- Task details -
Whenever the string "JSON" turns up in a line below, that line should be copied.

Component data from apps and pages:
*-*-*
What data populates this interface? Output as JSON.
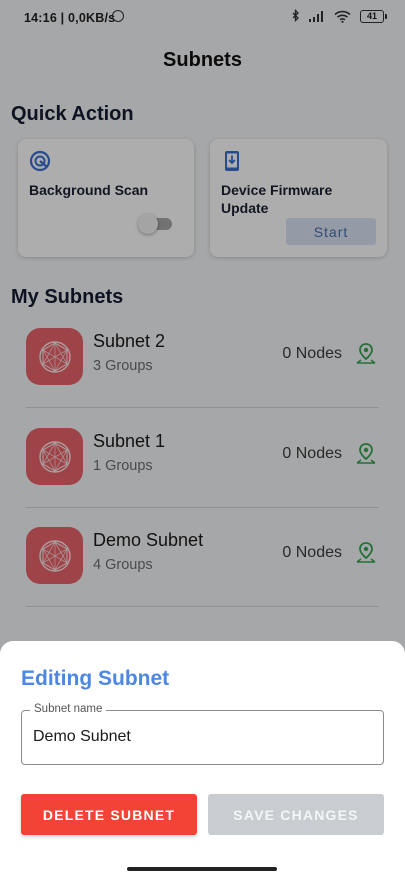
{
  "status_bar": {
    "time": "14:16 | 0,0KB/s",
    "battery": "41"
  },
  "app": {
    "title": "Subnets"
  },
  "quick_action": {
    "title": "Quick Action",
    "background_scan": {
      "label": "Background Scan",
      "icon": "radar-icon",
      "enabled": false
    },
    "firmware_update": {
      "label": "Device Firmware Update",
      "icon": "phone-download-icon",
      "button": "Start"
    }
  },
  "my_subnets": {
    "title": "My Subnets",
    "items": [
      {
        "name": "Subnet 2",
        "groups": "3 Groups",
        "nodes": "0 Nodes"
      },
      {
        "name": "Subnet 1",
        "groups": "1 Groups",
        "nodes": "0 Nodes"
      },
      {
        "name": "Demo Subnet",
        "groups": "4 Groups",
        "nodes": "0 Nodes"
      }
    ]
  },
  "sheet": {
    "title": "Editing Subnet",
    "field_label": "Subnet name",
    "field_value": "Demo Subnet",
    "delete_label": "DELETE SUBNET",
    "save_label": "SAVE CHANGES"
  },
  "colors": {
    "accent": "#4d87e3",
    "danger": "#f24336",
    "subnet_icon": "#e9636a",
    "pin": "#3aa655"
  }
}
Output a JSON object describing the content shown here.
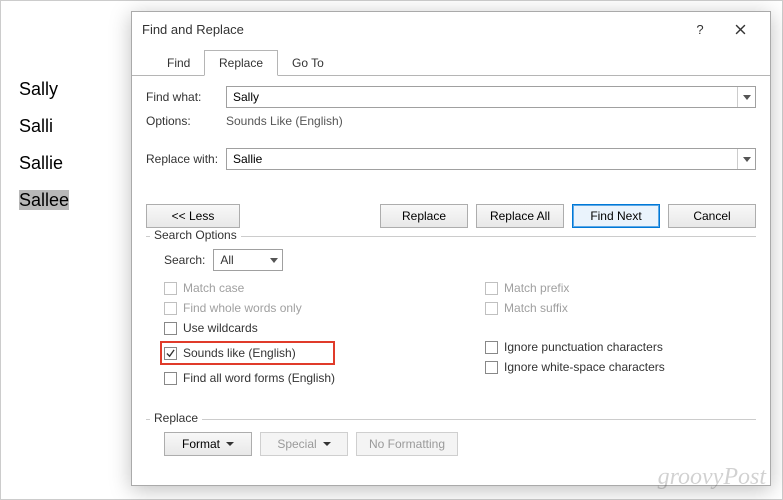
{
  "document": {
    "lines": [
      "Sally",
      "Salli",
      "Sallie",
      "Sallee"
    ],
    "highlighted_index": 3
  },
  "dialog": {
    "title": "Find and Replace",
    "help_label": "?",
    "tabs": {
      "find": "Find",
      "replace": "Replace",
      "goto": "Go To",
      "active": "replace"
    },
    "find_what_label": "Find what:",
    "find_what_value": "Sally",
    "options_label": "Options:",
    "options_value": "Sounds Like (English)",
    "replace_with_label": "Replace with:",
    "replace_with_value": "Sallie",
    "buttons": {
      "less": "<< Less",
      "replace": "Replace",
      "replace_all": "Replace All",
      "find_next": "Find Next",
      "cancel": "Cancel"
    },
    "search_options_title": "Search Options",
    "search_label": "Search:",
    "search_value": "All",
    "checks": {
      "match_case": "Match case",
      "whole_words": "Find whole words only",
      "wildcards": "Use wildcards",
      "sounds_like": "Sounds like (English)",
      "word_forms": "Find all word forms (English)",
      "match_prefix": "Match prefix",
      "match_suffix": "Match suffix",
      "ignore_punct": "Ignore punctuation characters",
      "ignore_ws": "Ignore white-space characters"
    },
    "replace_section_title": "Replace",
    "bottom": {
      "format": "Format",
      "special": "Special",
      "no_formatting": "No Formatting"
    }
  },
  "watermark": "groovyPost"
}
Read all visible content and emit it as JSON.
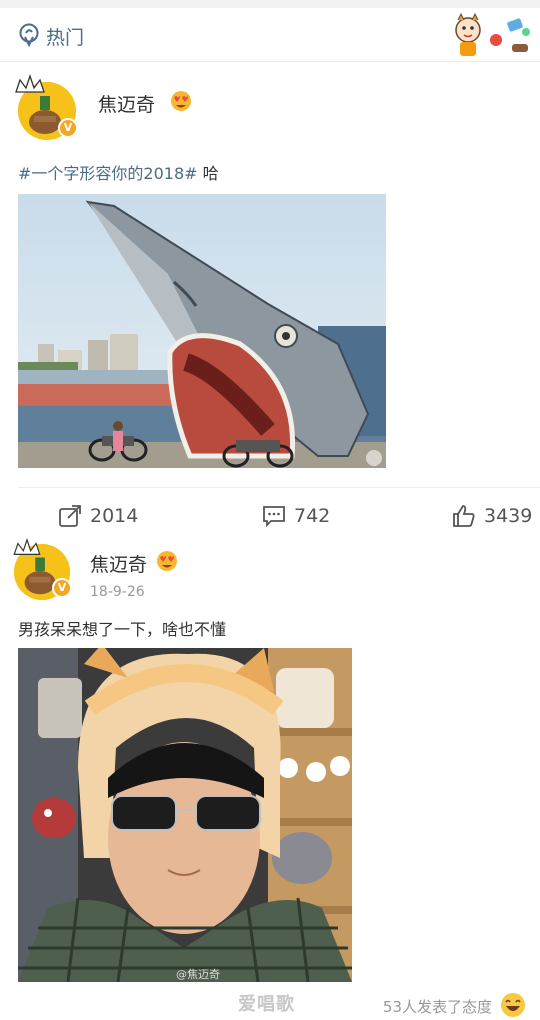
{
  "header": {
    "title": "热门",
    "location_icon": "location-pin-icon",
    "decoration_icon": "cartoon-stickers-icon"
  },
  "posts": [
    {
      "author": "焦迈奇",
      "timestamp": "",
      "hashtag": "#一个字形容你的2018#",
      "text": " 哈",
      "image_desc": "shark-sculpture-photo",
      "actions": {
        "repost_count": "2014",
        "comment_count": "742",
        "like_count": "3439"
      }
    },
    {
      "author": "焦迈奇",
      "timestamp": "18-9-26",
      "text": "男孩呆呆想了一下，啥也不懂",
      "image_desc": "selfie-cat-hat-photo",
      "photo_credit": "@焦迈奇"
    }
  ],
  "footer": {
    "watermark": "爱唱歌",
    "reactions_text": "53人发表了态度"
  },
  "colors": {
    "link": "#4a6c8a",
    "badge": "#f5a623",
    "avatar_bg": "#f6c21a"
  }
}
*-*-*
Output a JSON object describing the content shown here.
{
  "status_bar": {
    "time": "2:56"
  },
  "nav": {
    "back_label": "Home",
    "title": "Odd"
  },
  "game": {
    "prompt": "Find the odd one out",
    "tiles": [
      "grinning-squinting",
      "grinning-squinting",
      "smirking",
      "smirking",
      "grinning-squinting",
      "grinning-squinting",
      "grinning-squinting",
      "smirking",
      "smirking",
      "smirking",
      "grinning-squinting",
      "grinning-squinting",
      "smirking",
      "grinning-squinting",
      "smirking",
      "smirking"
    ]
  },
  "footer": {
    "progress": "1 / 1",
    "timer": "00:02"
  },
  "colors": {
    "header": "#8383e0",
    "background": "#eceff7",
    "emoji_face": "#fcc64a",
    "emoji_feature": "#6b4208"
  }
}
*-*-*
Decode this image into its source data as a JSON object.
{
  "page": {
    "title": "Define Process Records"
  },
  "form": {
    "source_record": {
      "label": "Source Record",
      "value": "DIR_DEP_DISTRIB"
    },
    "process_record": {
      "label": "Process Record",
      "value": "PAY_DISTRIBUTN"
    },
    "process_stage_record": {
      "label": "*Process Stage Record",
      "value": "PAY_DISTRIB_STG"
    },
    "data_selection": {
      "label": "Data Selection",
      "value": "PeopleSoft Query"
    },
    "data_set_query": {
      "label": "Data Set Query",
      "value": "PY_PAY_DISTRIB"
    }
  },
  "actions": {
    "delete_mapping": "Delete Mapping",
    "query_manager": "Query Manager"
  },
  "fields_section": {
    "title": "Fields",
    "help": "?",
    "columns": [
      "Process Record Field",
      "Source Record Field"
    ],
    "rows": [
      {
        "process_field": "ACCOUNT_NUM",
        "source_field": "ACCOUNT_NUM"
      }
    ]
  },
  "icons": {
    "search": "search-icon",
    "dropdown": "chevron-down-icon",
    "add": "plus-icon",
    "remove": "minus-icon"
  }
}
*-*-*
- Task answer -
What data populates this interface? Output as JSON.
Output a JSON object describing the content shown here.
Read all visible content and emit it as JSON.
Output a JSON object describing the content shown here.
Decode this image into its source data as a JSON object.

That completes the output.